“There has to be some way of proving you were afraid for your safety,” she says equating it with battered wife syndrome. Gay lawyers have repeatedly said that Fry is mistaken in her use of that comparison.



When it comes to the issue of public sex in gay spaces such as Stanley Park, Noormohamed is more liberal than Fry.



The incumbent questions how a public area can be reserved for one group when it belongs to the entirety of the general public.



“If we said, ‘let us portion off a section of the park for same-sex couples to have sex,’ then we would have to apply the law equally and [apportion] a segment of the park for heterosexual couples to have sex,” Fry says. “If you want to have nudity and sex, whether it’s same or heterosexual, in a public place, do you deny public access? Then it’s no longer a public place.”



Noormohamed, however, says in an area such as Lee’s Trail, people need to feel safe.



“It’s not so much about ‘Do we close spaces off?'” he says. “Do we have the ability to make it a safe space so people aren’t getting beat up, so people aren’t getting killed. To me, that’s more of an issue than whether or not a young family of four feels safe walking through Lee’s Trail at 3 o’clock in the morning.”



Fry, however, says the use of public spaces needs to be balanced on their use by all people, not just one group.



For Fry, it’s an issue with no black and white answers, as is the situation of the artistic merit defence.



The Supreme Court of Canada’s ruling in the Robin Sharpe case established a wide space to protect artists from legal prosecution for their works. Though the court’s move was something gay activists have demanded for decades, Fry is not supportive.



Fry says balancing the public interest with freedom of expression is a tightrope walk for Canadians. She compares it to the hate speech debate.



“Where does freedom of expression end and hate begin?” she asks. “In strengthening one side, you unbalance the thing. You have to look at the public good. How is the art being used?

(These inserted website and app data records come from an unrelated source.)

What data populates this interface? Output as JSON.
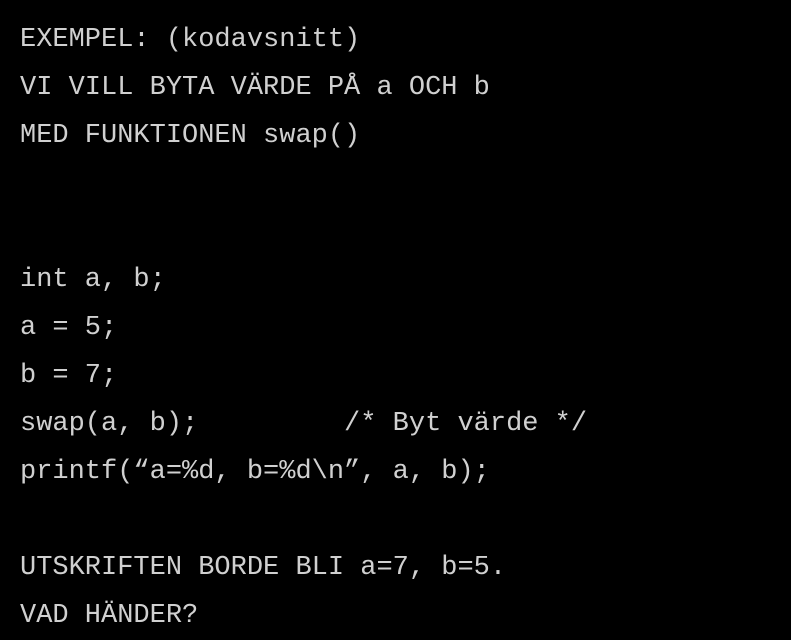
{
  "lines": {
    "l1": "EXEMPEL: (kodavsnitt)",
    "l2": "VI VILL BYTA VÄRDE PÅ a OCH b",
    "l3": "MED FUNKTIONEN swap()",
    "l4": "int a, b;",
    "l5": "a = 5;",
    "l6": "b = 7;",
    "l7": "swap(a, b);         /* Byt värde */",
    "l8": "printf(“a=%d, b=%d\\n”, a, b);",
    "l9": "UTSKRIFTEN BORDE BLI a=7, b=5.",
    "l10": "VAD HÄNDER?"
  }
}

I don’t see any black and white answers.”



For Noormohamed, the debate is between what constitutes art and what constitutes abuse.

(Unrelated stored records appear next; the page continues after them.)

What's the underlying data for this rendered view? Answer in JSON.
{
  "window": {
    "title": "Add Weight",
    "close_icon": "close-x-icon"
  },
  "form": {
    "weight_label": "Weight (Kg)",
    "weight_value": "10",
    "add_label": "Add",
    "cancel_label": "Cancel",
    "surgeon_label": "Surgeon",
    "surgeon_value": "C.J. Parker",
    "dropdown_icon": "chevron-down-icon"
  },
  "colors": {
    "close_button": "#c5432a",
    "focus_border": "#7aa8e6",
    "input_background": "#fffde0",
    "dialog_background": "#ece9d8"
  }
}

“Artistic merit is an individual thing,” he says. “If we’re going to start saying to people ‘We have the right to determine what you can or cannot deem to be art,’ then we should be looking at every piece of art that is out there.



“If we are doing a good enough job as a society at protecting those that are victims, then we should have created the type of intellectual environment where we are able to differentiate between what is art and what is abusive.”



The community’s best-known purveyor of transgressive literature is Little Sister’s. For two decades, the store has been fighting Canada Customs’ seizures of books. Boxes regularly show up to this day with Customs tape after searches.



Fry says she has been totally supportive of the store in its fight. She says Customs staff need to be correctly trained in the law, which must be applied equally and objectively.



“It’s something that I am going to bring up with Paul Martin and see what we can do. He’ll move the agenda forward,” Fry says. “It’s not about giving anybody any special privileges; it’s about applying the law equally.”



Noormohamed says an agency of the state has no place in deciding what choices people make while it decides what the public interest is.



He sees a Member of Parliament’s role as one who builds relationships between ministers and departments to advance constituents’ causes, in this case finding ways to have the law applied objectively.



Vancouver Centre has bounced between Tories and Liberals since it was created in 1914.



While the Liberals have dominated electoral wins, the riding has been represented by several high-profile women including Tory Pat Carney and former Tory Prime Minister Kim Campbell.



As was shown in the Calgary Centre riding in the 2000 federal election, the so-called pink vote can have a heavy impact at the ballot box.



In order to thwart the Reform Party incumbent Eric Lowther, Cowtown’s queer community rallied to support the victorious Joe Clark. He was grand marshall in the city’s pride parade the following year.